Goudie is also deeply concerned about his craft. He feels that his pictures should please not simply puzzle and that pleasures can be achieved without playing to the gallery. He says that he has been called ‘an old fashioned painter’- he chooses, rightly I think, to treat it as a compliment – perhaps the finest compliment he could be paid.
1933 Born Paisley, Scotland, November 11th
1950-1955 Studied Drawing, Painting and Sculpture Glasgow School of Art.
Awards: Somerville Shanks Prize for Composition; Newbery Medal for Distinction; Post-graduate Scholarship; Keith Award – Royal Scottish Academy
1953 First visit to Paris
1956 Elected Member of Glasgow Art Club
1957 Painting trip to Toledo and Madrid
1958 Tour of France; visiting Rouen, Royan, Bordeaux, Bayonne, Saint-Jean-Pied-de-Port, Saint-Lizier, Nimes, Arles, Avignon, Annecy, Reims.
1959 First visit to Brittany
1962 Marries Marie-Renee Dorval
1962 First of annual painting trips to Loctudy
1966 First Major exhibition of Breton Paintings The Scottish Gallery, Edinburgh

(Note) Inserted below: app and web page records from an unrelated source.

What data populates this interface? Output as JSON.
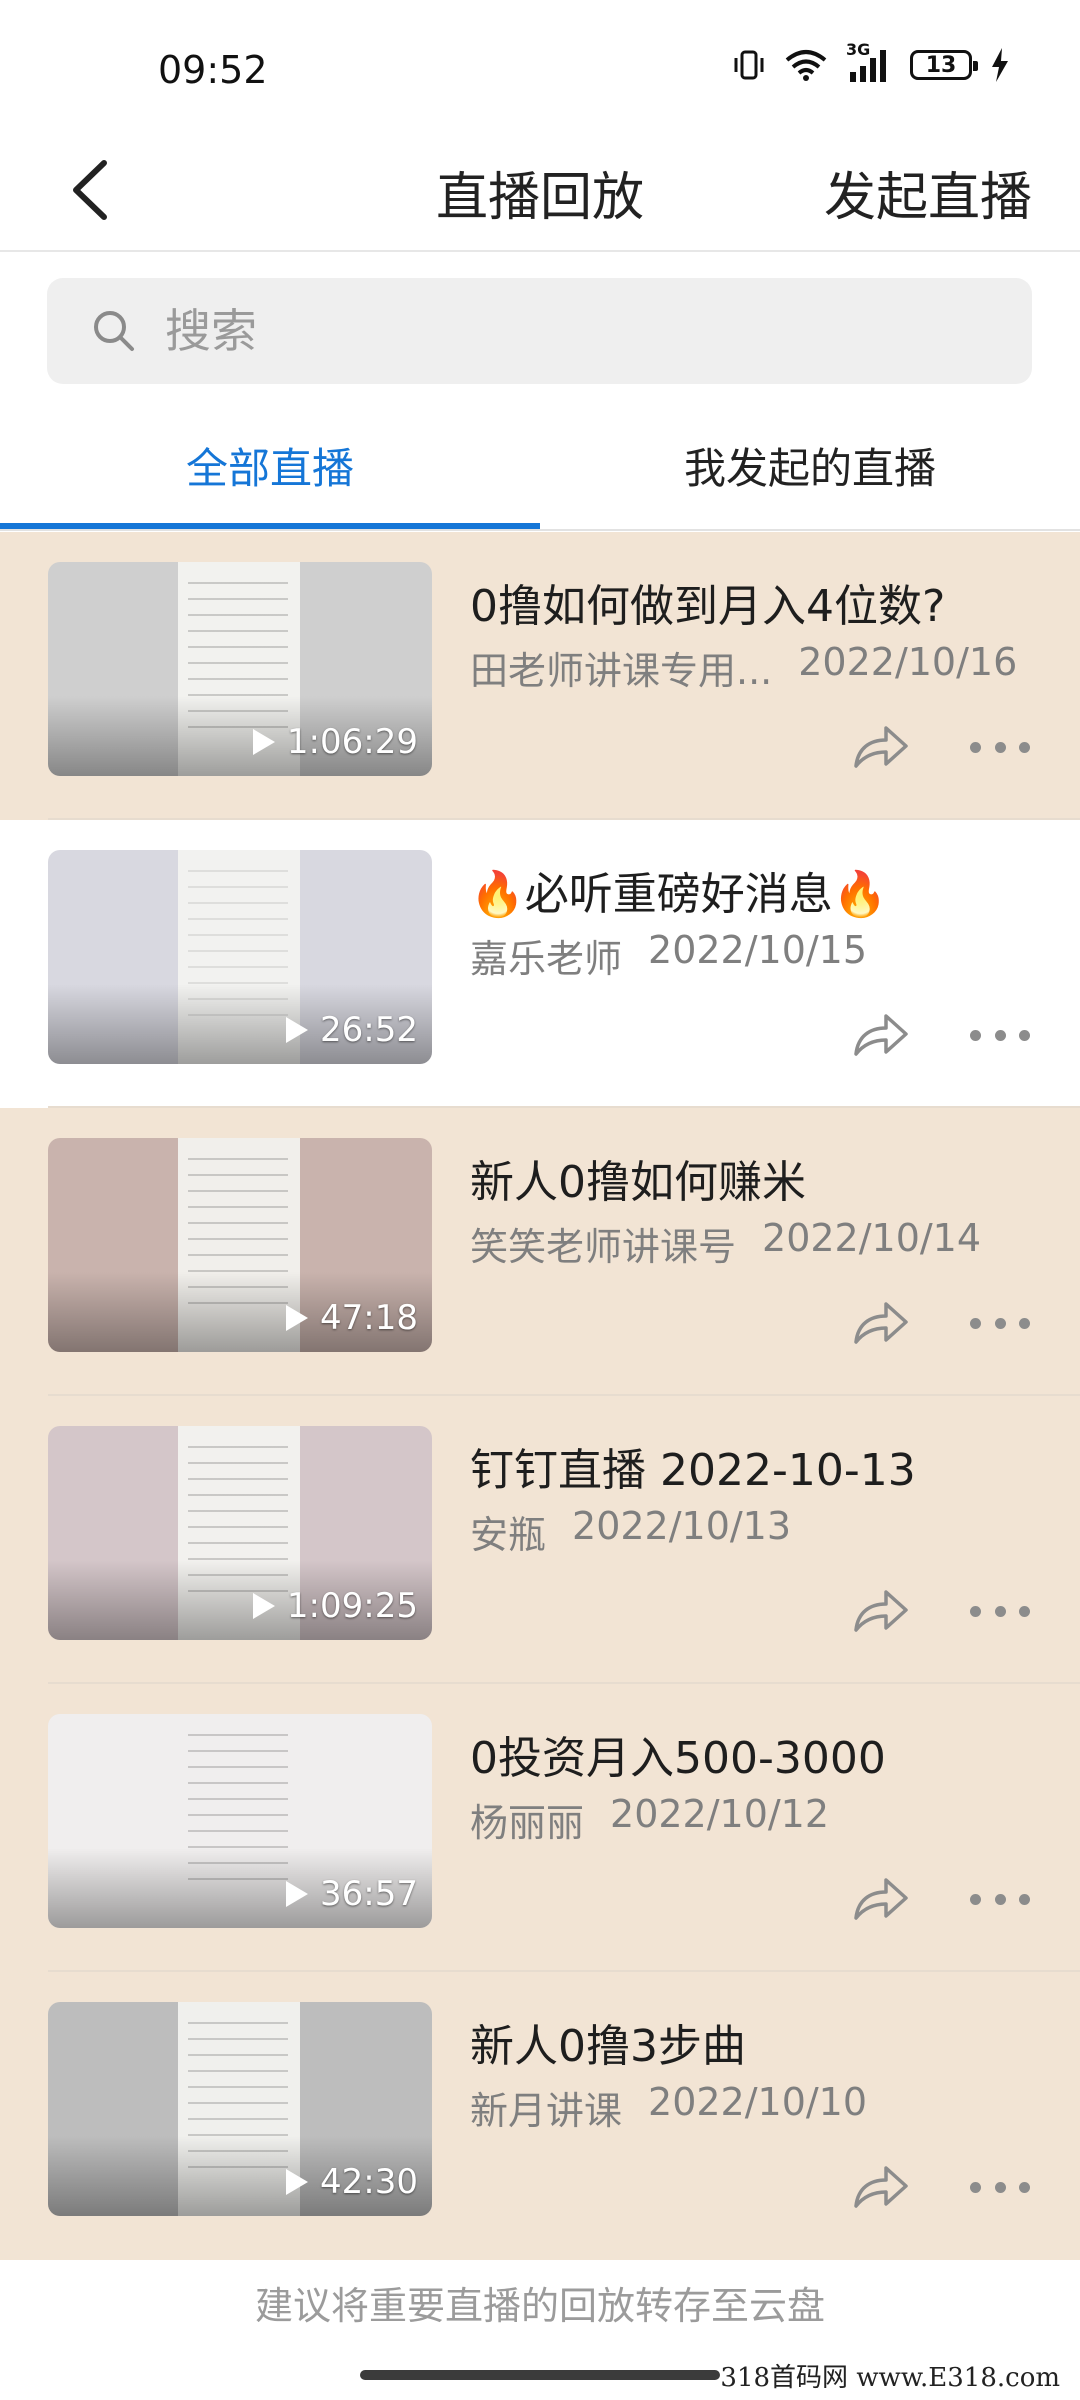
{
  "status_bar": {
    "time": "09:52",
    "network": "3G",
    "battery": "13"
  },
  "nav": {
    "title": "直播回放",
    "action": "发起直播"
  },
  "search": {
    "placeholder": "搜索"
  },
  "tabs": [
    {
      "label": "全部直播",
      "active": true
    },
    {
      "label": "我发起的直播",
      "active": false
    }
  ],
  "items": [
    {
      "title": "0撸如何做到月入4位数?",
      "host": "田老师讲课专用...",
      "date": "2022/10/16",
      "duration": "1:06:29"
    },
    {
      "title": "🔥必听重磅好消息🔥",
      "host": "嘉乐老师",
      "date": "2022/10/15",
      "duration": "26:52"
    },
    {
      "title": "新人0撸如何赚米",
      "host": "笑笑老师讲课号",
      "date": "2022/10/14",
      "duration": "47:18"
    },
    {
      "title": "钉钉直播 2022-10-13",
      "host": "安瓶",
      "date": "2022/10/13",
      "duration": "1:09:25"
    },
    {
      "title": "0投资月入500-3000",
      "host": "杨丽丽",
      "date": "2022/10/12",
      "duration": "36:57"
    },
    {
      "title": "新人0撸3步曲",
      "host": "新月讲课",
      "date": "2022/10/10",
      "duration": "42:30"
    }
  ],
  "footer": {
    "note": "建议将重要直播的回放转存至云盘"
  },
  "watermark": "318首码网 www.E318.com",
  "colors": {
    "accent": "#1576d7",
    "row_highlight": "#f2e4d4"
  }
}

1970 Exhibition, La Foret-Fouesnant [Brittany]
Elected Member of Royal Society of Portrait Painters
1974 Second exhibition, The Scottish Gallery, Edinburgh

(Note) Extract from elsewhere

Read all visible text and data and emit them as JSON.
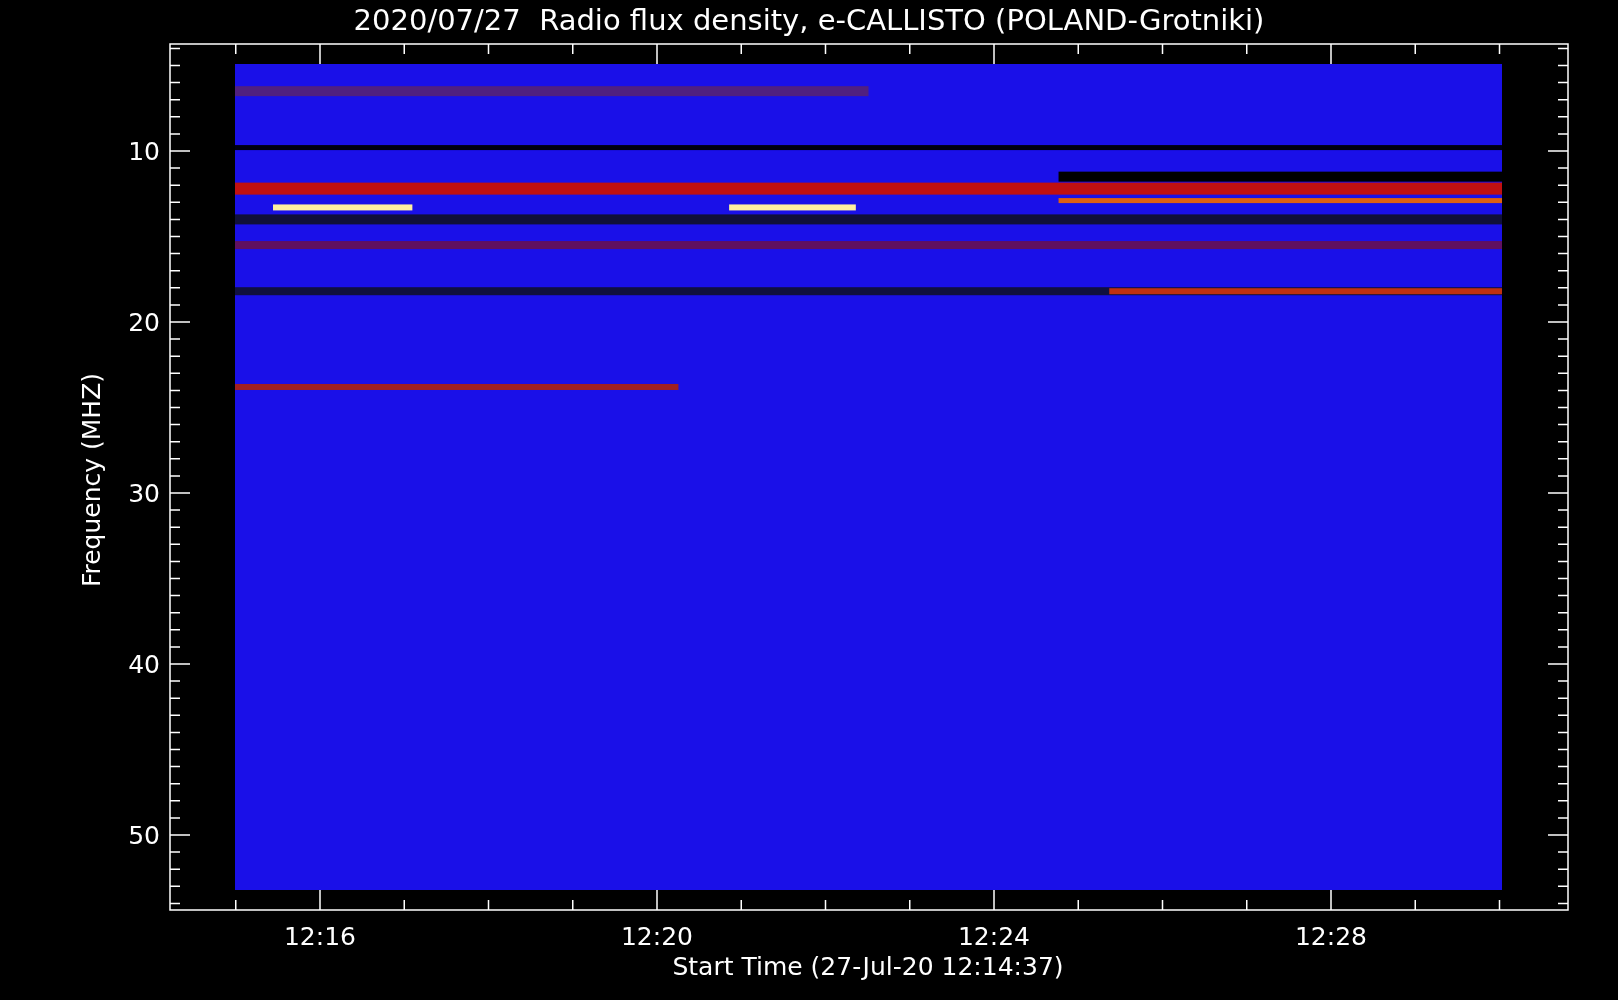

1977 Edinburgh Festival Exhibition, The Scottish Gallery, Edinburgh ‘Breton Images’, Glasgow Art Club
1979 ‘Portrait’, BBC Television series featuring comedian Billy Connolly, mountaineer Chris Bonnington and Sir Edwin Brammal.

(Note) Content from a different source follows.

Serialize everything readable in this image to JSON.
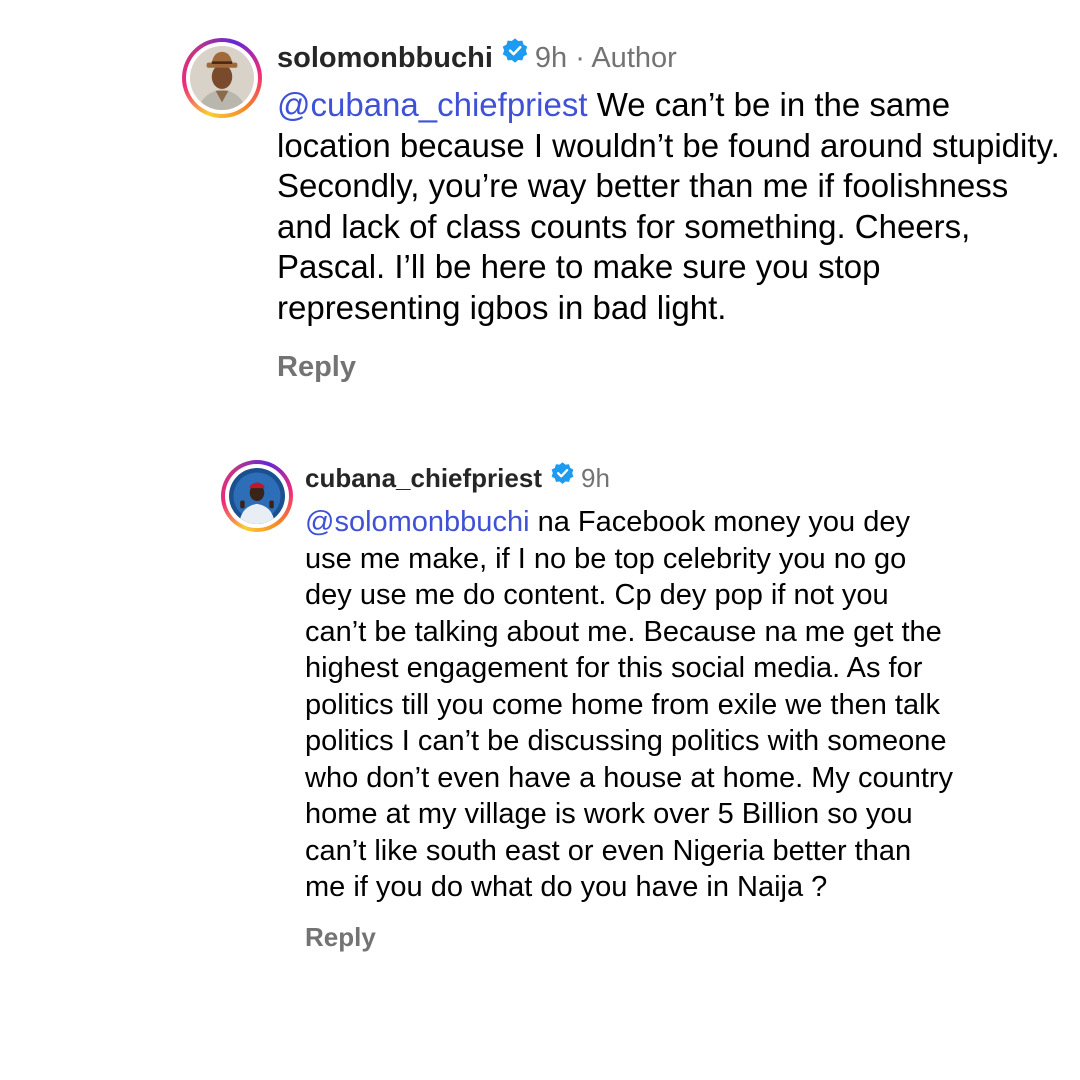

1982 Drawings, Pastels, Watercolours, The Macaulay Gallery, Stenton
1983 London Studio Exhibition, 33 Tite Street, Chelsea
‘Goudie at 50’; Major Retrospective. The Fine Art Society, Glasgow
1986 ‘Breton Idyll’, The French Institute, Edinburgh and the Fine Art Society, Glasgow
1987 ‘Breton Sketchbook’, The Macaulay Gallery, Stenton
1988 Portrait of the Lord Chancellor, Lord Mackay of Clashfern
1987-89 Décor for Brittany Ferries flagship, ‘Bretagne’
1990 Exhibition, St.-Pol-de-Leon [Brittany] ;
Awarded the Freedom of St. Pol de Leon
Publication of ‘Goudie’s Brittany’
1991 ‘Goudie’s Venice’, Harari and Johns, London
1992 ‘Goudie’s Brittany’, The Fine Art Society, Glasgow
1993 Portrait of Her Majesty Queen Elizabeth II, for the Caledonia Club, London
Posthumous portrait of The 14th Duke of Hamilton
1994 ‘Salome’, Edinburgh Festival Exhibition, The TSB Atrium, Edinburgh
1995 Décor for the First Class Passenger salons of the ‘Val de Loire’, Brittany Ferries
Collaboration with The Musee de la Faience, Quimper [Brittany]
1996 ‘Tam O’Shanter’, Edinburgh Festival Exhibition, Freemason’s Hall, Edinburgh
1998 ‘Goudie Ceramique’, The Musee de la Faience, Quimper [Brittany]
1999 ‘Tam O’Shanter, The Tale in Pictures’, The Roger Billcliffe Gallery, Glasgow ‘Goudie Ceramique’, The Roger Billcliffe Gallery, Glasgow
2000 ‘The Goudie Collection’ of Tam O’Shanter paintings opens on permanent display at Rozelle House, Alloway, Ayrshire
2001 ‘The Artist and his Muse’, The Roger Billcliffe Gallery, Glasgow
2002 ‘Breton Works’ Exhibition, The John Davies Gallery, Stow on the Wold
2003 ‘Tam O’ Shanter; New works’, The Glasgow Art Club, Glasgow
Portrait of the 15th Duke and Duchess of Hamilton
2004 Died at his home in Glasgow, March 9th.
2005 ‘Breton drawings and watercolours’, Ewan Mundy Fine Art, Glasgow
2006 ‘Alexander Goudie Memorial Exhibition’, The Scottish Gallery, Edinburgh
2006 Brittany Ferries collection exhibition ‘L’Art est un Voyage’, Musee National de la Marine, Paris
2006 ‘Goudie’s Glasgow’, Roger Billcliffe Gallery, Glasgow